The study, published Monday in the Canadian Medical Association Journal, recruited 30 MS patients who suffered from spasticity -- stiffness and involuntary muscle spasms that are a common symptom of MS -- as well as from pain, usually in the back. Divided into two groups, each group got marijuana and placebo marijuana, with a "wash-out" period of eleven days, during which neither was taken. Forty-five minutes after smoking placebo or cannibis cigarettes -- provided by the National Institute on Drug Abuse-- subjects were administered a test of muscle tone in the elbows, hips and knees, a walking-speed test, a pain inventory and a test gauging cognitive symptoms.

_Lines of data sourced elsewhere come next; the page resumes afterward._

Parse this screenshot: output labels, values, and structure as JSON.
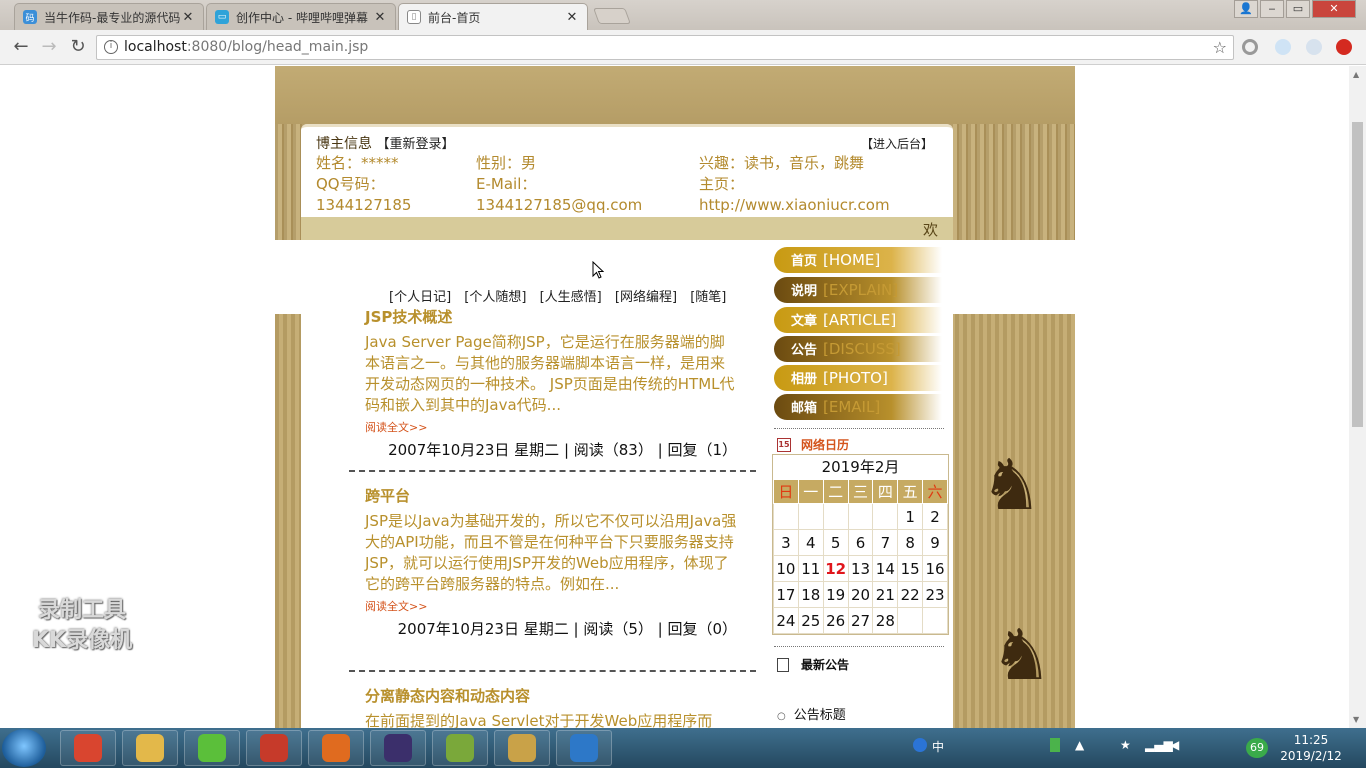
{
  "browser": {
    "tabs": [
      {
        "title": "当牛作码-最专业的源代码",
        "active": false,
        "icon_color": "#3c8fd8"
      },
      {
        "title": "创作中心 - 哔哩哔哩弹幕",
        "active": false,
        "icon_color": "#2fa3d9"
      },
      {
        "title": "前台-首页",
        "active": true,
        "icon_color": "#888888"
      }
    ],
    "url_host": "localhost",
    "url_rest": ":8080/blog/head_main.jsp",
    "window": {
      "min": "‒",
      "max": "□",
      "restore": "▭",
      "close": "✕"
    }
  },
  "blog": {
    "info_header": "博主信息",
    "relogin": "【重新登录】",
    "admin": "【进入后台】",
    "info": {
      "name": "姓名：*****",
      "qq_label": "QQ号码：",
      "qq": "1344127185",
      "gender": "性别：男",
      "email_label": "E-Mail：",
      "email": "1344127185@qq.com",
      "hobby": "兴趣：读书，音乐，跳舞",
      "home_label": "主页：",
      "home": "http://www.xiaoniucr.com"
    },
    "welcome": "欢",
    "categories": [
      "[个人日记]",
      "[个人随想]",
      "[人生感悟]",
      "[网络编程]",
      "[随笔]"
    ],
    "posts": [
      {
        "title": "JSP技术概述",
        "text": "Java Server Page简称JSP，它是运行在服务器端的脚本语言之一。与其他的服务器端脚本语言一样，是用来开发动态网页的一种技术。 JSP页面是由传统的HTML代码和嵌入到其中的Java代码...",
        "more": "阅读全文>>",
        "meta": "2007年10月23日 星期二 | 阅读（83） | 回复（1）"
      },
      {
        "title": "跨平台",
        "text": "JSP是以Java为基础开发的，所以它不仅可以沿用Java强大的API功能，而且不管是在何种平台下只要服务器支持JSP，就可以运行使用JSP开发的Web应用程序，体现了它的跨平台跨服务器的特点。例如在...",
        "more": "阅读全文>>",
        "meta": "2007年10月23日 星期二 | 阅读（5） | 回复（0）"
      },
      {
        "title": "分离静态内容和动态内容",
        "text": "在前面提到的Java Servlet对于开发Web应用程序而",
        "more": "",
        "meta": ""
      }
    ],
    "menu": [
      {
        "cn": "首页",
        "en": "[HOME]",
        "style": "light"
      },
      {
        "cn": "说明",
        "en": "[EXPLAIN]",
        "style": "dark"
      },
      {
        "cn": "文章",
        "en": "[ARTICLE]",
        "style": "light"
      },
      {
        "cn": "公告",
        "en": "[DISCUSS]",
        "style": "dark"
      },
      {
        "cn": "相册",
        "en": "[PHOTO]",
        "style": "light"
      },
      {
        "cn": "邮箱",
        "en": "[EMAIL]",
        "style": "dark"
      }
    ],
    "calendar": {
      "heading": "网络日历",
      "icon_day": "15",
      "month": "2019年2月",
      "weekdays": [
        "日",
        "一",
        "二",
        "三",
        "四",
        "五",
        "六"
      ],
      "weeks": [
        [
          "",
          "",
          "",
          "",
          "",
          "1",
          "2"
        ],
        [
          "3",
          "4",
          "5",
          "6",
          "7",
          "8",
          "9"
        ],
        [
          "10",
          "11",
          "12",
          "13",
          "14",
          "15",
          "16"
        ],
        [
          "17",
          "18",
          "19",
          "20",
          "21",
          "22",
          "23"
        ],
        [
          "24",
          "25",
          "26",
          "27",
          "28",
          "",
          ""
        ]
      ],
      "today": "12"
    },
    "notices_heading": "最新公告",
    "notice_item": "公告标题"
  },
  "watermark": {
    "line1": "录制工具",
    "line2": "KK录像机"
  },
  "taskbar": {
    "apps": [
      {
        "name": "chrome",
        "color": "#d9452f"
      },
      {
        "name": "explorer",
        "color": "#e3b84a"
      },
      {
        "name": "green-app",
        "color": "#5bbf3a"
      },
      {
        "name": "paint-app",
        "color": "#c63a2a"
      },
      {
        "name": "recorder",
        "color": "#e06b1f"
      },
      {
        "name": "javaee-ide",
        "color": "#3b2f6b"
      },
      {
        "name": "notepad",
        "color": "#7aa83a"
      },
      {
        "name": "tools",
        "color": "#c9a248"
      },
      {
        "name": "editor",
        "color": "#2d78c8"
      }
    ],
    "tray_text": "中",
    "badge": "69",
    "time": "11:25",
    "date": "2019/2/12"
  }
}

Past tests have found that orally administered cannabinoids elicit subjective improvements in spasticity among those with MS, but no evidence of actual change. And anti-spasmodic medications, including baclofen and tizanidine, reduce spasticity in many patients. But while those appear to have some ill-defined cognitive side effects, there was no ambiguity in smoked marijuana's effect: "Though generally well-tolerated by our participants, smoking cannibus was accompanied by acute cognitive effects," the authors wrote. Future studies, they said, should focus on whether less than a full cigarette's worth of cannibis could have the same benefits with a less intense high.